» WHAT THE TASK REQUIRES:
Would you please copy out each entry exactly?
------------------------------
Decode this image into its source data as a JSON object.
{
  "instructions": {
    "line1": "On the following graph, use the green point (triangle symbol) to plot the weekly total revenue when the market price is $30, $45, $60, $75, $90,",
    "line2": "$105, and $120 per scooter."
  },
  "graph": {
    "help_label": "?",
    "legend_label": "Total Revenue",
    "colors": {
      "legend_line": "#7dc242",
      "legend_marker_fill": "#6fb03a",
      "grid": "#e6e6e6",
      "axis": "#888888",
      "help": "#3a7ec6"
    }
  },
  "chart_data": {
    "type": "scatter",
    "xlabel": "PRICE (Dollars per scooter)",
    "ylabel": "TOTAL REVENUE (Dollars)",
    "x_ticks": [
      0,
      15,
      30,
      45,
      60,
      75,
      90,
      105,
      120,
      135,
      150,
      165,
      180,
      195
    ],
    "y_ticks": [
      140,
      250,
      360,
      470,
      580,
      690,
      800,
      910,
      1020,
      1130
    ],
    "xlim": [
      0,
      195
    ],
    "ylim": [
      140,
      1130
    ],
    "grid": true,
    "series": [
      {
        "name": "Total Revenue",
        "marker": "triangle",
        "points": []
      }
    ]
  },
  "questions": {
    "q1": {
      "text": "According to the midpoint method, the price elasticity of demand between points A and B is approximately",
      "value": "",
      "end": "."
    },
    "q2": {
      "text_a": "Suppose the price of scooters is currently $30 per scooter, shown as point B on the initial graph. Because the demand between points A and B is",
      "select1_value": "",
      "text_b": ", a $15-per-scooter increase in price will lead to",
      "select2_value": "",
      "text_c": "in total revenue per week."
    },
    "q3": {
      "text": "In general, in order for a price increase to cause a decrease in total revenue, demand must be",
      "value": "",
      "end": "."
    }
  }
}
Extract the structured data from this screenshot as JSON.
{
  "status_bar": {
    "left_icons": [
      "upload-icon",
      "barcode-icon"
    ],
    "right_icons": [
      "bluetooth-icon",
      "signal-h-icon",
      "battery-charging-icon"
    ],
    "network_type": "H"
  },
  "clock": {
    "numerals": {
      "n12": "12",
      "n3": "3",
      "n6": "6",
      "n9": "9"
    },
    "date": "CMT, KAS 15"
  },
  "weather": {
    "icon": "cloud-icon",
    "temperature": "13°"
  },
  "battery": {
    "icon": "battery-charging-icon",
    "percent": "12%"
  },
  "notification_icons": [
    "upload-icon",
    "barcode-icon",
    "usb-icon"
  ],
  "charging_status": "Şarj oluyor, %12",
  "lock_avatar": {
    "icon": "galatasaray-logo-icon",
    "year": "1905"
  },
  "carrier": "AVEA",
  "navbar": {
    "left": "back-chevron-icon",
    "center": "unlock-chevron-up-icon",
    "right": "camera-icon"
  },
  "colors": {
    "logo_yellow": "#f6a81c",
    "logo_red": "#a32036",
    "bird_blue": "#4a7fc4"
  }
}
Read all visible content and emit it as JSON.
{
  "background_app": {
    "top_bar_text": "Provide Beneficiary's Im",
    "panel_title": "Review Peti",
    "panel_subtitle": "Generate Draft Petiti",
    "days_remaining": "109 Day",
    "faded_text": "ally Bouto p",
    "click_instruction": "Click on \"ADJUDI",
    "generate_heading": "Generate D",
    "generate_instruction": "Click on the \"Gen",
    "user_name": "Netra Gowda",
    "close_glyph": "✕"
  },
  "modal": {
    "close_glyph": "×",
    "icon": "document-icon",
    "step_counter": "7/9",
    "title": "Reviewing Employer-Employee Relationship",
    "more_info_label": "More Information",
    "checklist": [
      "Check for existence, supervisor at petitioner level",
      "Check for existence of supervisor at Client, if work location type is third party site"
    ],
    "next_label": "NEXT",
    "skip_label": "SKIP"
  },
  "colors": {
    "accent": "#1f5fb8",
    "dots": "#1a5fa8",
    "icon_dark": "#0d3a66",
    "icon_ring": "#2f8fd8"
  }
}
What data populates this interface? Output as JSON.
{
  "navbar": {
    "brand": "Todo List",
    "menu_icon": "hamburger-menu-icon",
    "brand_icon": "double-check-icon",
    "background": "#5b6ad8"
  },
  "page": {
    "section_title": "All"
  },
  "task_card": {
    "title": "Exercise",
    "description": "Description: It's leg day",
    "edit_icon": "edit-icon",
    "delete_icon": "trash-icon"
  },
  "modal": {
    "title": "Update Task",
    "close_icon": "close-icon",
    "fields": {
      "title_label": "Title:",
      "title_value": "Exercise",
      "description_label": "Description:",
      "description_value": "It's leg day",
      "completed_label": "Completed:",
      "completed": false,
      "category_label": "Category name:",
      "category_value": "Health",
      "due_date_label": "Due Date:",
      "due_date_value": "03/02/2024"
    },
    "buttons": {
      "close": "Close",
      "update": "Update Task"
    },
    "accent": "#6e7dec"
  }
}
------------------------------
» RESULT BELOW:
Decode this image into its source data as a JSON object.
{
  "instructions": {
    "line1": "On the following graph, use the green point (triangle symbol) to plot the weekly total revenue when the market price is $30, $45, $60, $75, $90,",
    "line2": "$105, and $120 per scooter."
  },
  "graph": {
    "help_label": "?",
    "legend_label": "Total Revenue",
    "colors": {
      "legend_line": "#7dc242",
      "legend_marker_fill": "#6fb03a",
      "grid": "#e6e6e6",
      "axis": "#888888",
      "help": "#3a7ec6"
    }
  },
  "chart_data": {
    "type": "scatter",
    "xlabel": "PRICE (Dollars per scooter)",
    "ylabel": "TOTAL REVENUE (Dollars)",
    "x_ticks": [
      0,
      15,
      30,
      45,
      60,
      75,
      90,
      105,
      120,
      135,
      150,
      165,
      180,
      195
    ],
    "y_ticks": [
      140,
      250,
      360,
      470,
      580,
      690,
      800,
      910,
      1020,
      1130
    ],
    "xlim": [
      0,
      195
    ],
    "ylim": [
      140,
      1130
    ],
    "grid": true,
    "series": [
      {
        "name": "Total Revenue",
        "marker": "triangle",
        "points": []
      }
    ]
  },
  "questions": {
    "q1": {
      "text": "According to the midpoint method, the price elasticity of demand between points A and B is approximately",
      "value": "",
      "end": "."
    },
    "q2": {
      "text_a": "Suppose the price of scooters is currently $30 per scooter, shown as point B on the initial graph. Because the demand between points A and B is",
      "select1_value": "",
      "text_b": ", a $15-per-scooter increase in price will lead to",
      "select2_value": "",
      "text_c": "in total revenue per week."
    },
    "q3": {
      "text": "In general, in order for a price increase to cause a decrease in total revenue, demand must be",
      "value": "",
      "end": "."
    }
  }
}
Extract the structured data from this screenshot as JSON.
{
  "status_bar": {
    "left_icons": [
      "upload-icon",
      "barcode-icon"
    ],
    "right_icons": [
      "bluetooth-icon",
      "signal-h-icon",
      "battery-charging-icon"
    ],
    "network_type": "H"
  },
  "clock": {
    "numerals": {
      "n12": "12",
      "n3": "3",
      "n6": "6",
      "n9": "9"
    },
    "date": "CMT, KAS 15"
  },
  "weather": {
    "icon": "cloud-icon",
    "temperature": "13°"
  },
  "battery": {
    "icon": "battery-charging-icon",
    "percent": "12%"
  },
  "notification_icons": [
    "upload-icon",
    "barcode-icon",
    "usb-icon"
  ],
  "charging_status": "Şarj oluyor, %12",
  "lock_avatar": {
    "icon": "galatasaray-logo-icon",
    "year": "1905"
  },
  "carrier": "AVEA",
  "navbar": {
    "left": "back-chevron-icon",
    "center": "unlock-chevron-up-icon",
    "right": "camera-icon"
  },
  "colors": {
    "logo_yellow": "#f6a81c",
    "logo_red": "#a32036",
    "bird_blue": "#4a7fc4"
  }
}
Read all visible content and emit it as JSON.
{
  "background_app": {
    "top_bar_text": "Provide Beneficiary's Im",
    "panel_title": "Review Peti",
    "panel_subtitle": "Generate Draft Petiti",
    "days_remaining": "109 Day",
    "faded_text": "ally Bouto p",
    "click_instruction": "Click on \"ADJUDI",
    "generate_heading": "Generate D",
    "generate_instruction": "Click on the \"Gen",
    "user_name": "Netra Gowda",
    "close_glyph": "✕"
  },
  "modal": {
    "close_glyph": "×",
    "icon": "document-icon",
    "step_counter": "7/9",
    "title": "Reviewing Employer-Employee Relationship",
    "more_info_label": "More Information",
    "checklist": [
      "Check for existence, supervisor at petitioner level",
      "Check for existence of supervisor at Client, if work location type is third party site"
    ],
    "next_label": "NEXT",
    "skip_label": "SKIP"
  },
  "colors": {
    "accent": "#1f5fb8",
    "dots": "#1a5fa8",
    "icon_dark": "#0d3a66",
    "icon_ring": "#2f8fd8"
  }
}
What data populates this interface? Output as JSON.
{
  "navbar": {
    "brand": "Todo List",
    "menu_icon": "hamburger-menu-icon",
    "brand_icon": "double-check-icon",
    "background": "#5b6ad8"
  },
  "page": {
    "section_title": "All"
  },
  "task_card": {
    "title": "Exercise",
    "description": "Description: It's leg day",
    "edit_icon": "edit-icon",
    "delete_icon": "trash-icon"
  },
  "modal": {
    "title": "Update Task",
    "close_icon": "close-icon",
    "fields": {
      "title_label": "Title:",
      "title_value": "Exercise",
      "description_label": "Description:",
      "description_value": "It's leg day",
      "completed_label": "Completed:",
      "completed": false,
      "category_label": "Category name:",
      "category_value": "Health",
      "due_date_label": "Due Date:",
      "due_date_value": "03/02/2024"
    },
    "buttons": {
      "close": "Close",
      "update": "Update Task"
    },
    "accent": "#6e7dec"
  }
}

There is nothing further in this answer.